Categorical features are those that have classes instead of numeric values.... For example, "highest education level" would be a categorical feature, and the classes could be: ['high school', 'some college', 'college', 'some graduate', 'graduate'].
In that example, the "highest education level" categorical feature is also ordinal. In other words, its classes have an implied order to them. For example, [college'] implies more schooling than ['high school'].
A problem arises when categorical features are not ordinal. In fact, we have this problem in our current dataset.
If you remember from its data dictionary, features X6 (Orientation) and X8 (Glazing Area Distribution) are actually categorical. For example, X6 has four possible values:
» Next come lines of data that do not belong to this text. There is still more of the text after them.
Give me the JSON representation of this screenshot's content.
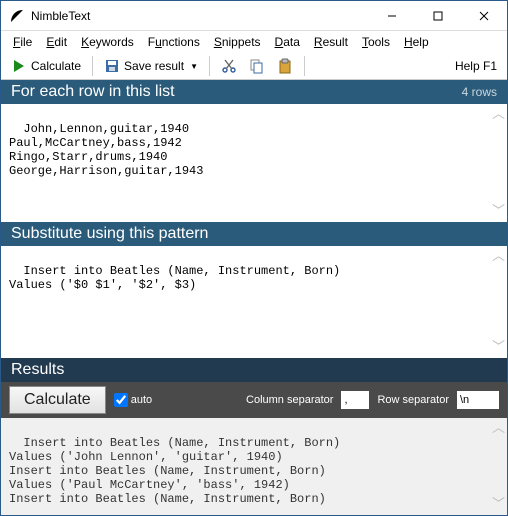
{
  "window": {
    "title": "NimbleText"
  },
  "menu": {
    "file": "File",
    "edit": "Edit",
    "keywords": "Keywords",
    "functions": "Functions",
    "snippets": "Snippets",
    "data": "Data",
    "result": "Result",
    "tools": "Tools",
    "help": "Help"
  },
  "toolbar": {
    "calculate": "Calculate",
    "save_result": "Save result",
    "help": "Help F1"
  },
  "input_section": {
    "title": "For each row in this list",
    "row_count": "4 rows",
    "content": "John,Lennon,guitar,1940\nPaul,McCartney,bass,1942\nRingo,Starr,drums,1940\nGeorge,Harrison,guitar,1943"
  },
  "pattern_section": {
    "title": "Substitute using this pattern",
    "content": "Insert into Beatles (Name, Instrument, Born)\nValues ('$0 $1', '$2', $3)"
  },
  "results_section": {
    "title": "Results",
    "calculate_btn": "Calculate",
    "auto_label": "auto",
    "auto_checked": true,
    "col_sep_label": "Column separator",
    "col_sep_value": ",",
    "row_sep_label": "Row separator",
    "row_sep_value": "\\n",
    "content": "Insert into Beatles (Name, Instrument, Born)\nValues ('John Lennon', 'guitar', 1940)\nInsert into Beatles (Name, Instrument, Born)\nValues ('Paul McCartney', 'bass', 1942)\nInsert into Beatles (Name, Instrument, Born)"
  }
}
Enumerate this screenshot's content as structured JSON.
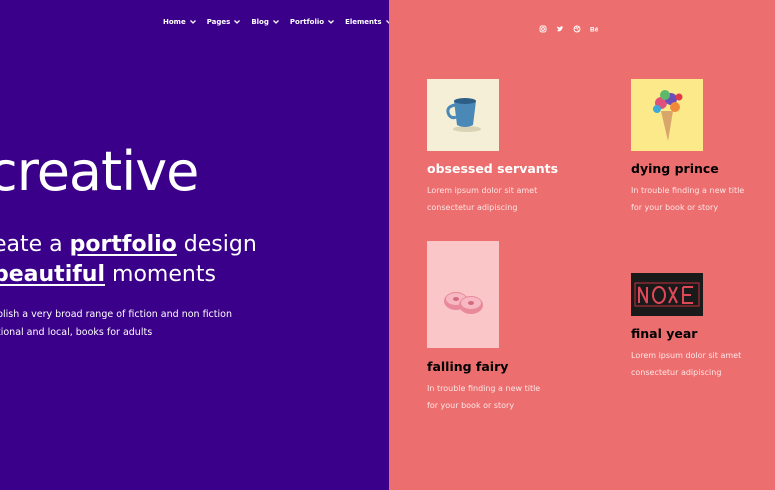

However, in a current way it's encoded (i.e. as four integers), an algorithm will interpret "east" as "1 more than north" and "west" as "2 times the value east."
That doesn't make sense, right?
Therefore, we should create dummy variables for X6 and X8. These are brand new input features that only take the value of 0 or 1. You'd create one dummy per unique class for each feature.
So for X6, we'd create four variables -X6_2, X6_3, X6_4, and X6_5- that represent its four unique classes. We can do this for both X6 and X8 in one fell swoop:
(Tip: after running this code, trying running df.head() again. Is it what you expected?)
We won't cover any more feature engineering for now,
Step 10: Train a Simple Model
Have you been following along? Great!
After just a few short steps, we're actually ready to train a model. But before we jump in, just a quick disclaimer: we won't be using model training best practices for now.
Instead, this code is simplified to the extreme. But it's super helpful to start with these "toy problems" as learning tools.
Before we do anything else, let's split our dataset into separate objects for our input features (X) and the target variable (y). The the target variable is simply what we wish to predict with our model.
Let's predict "Y1," a building's "Heating Load."
In the first line of code, we're copying Y1 from the dataframe into a separate y object. Then, in the second line of code, we're copying all of the variables except Y1 and Y2 into the X object.
.drop() is another dataframe method, and it has two important parameters:
The variables to drop... (e.g. ['Y1', 'Y2'])
Whether to drop from the index ( axis=0) or the columns ( axis=1)
Now we're ready to train a simple model. It's a two-step process:
First, we initialize a model instance. Think of this as a single "version" of the model. For example, if you wanted to train a separate model and compare them, you can initialize a separate instance (e.g. model_2 = LinearRegression()).
Then, we call the .fit() method and pass the input features (X) and target variable (y) as parameters.
And that's it!
There are many cool mechanics working under the hood, but that's basically all you need to create a basic model. In fact, you can get predictions and calculate the model's R^2 like so:
Congratulations! You are now officially up and running Python for data science.
As mentioned earlier, we've just scratched the surface. Even so, hopefully you've seen how easy it is to just get started.
And that's the key!
Just get started, and don't overthink it. Data science has a lot of moving pieces, so just take it one step at a time.
From here, there are three routes you can go for next steps. You'll want to do all three of them eventually, but you can take them in any order.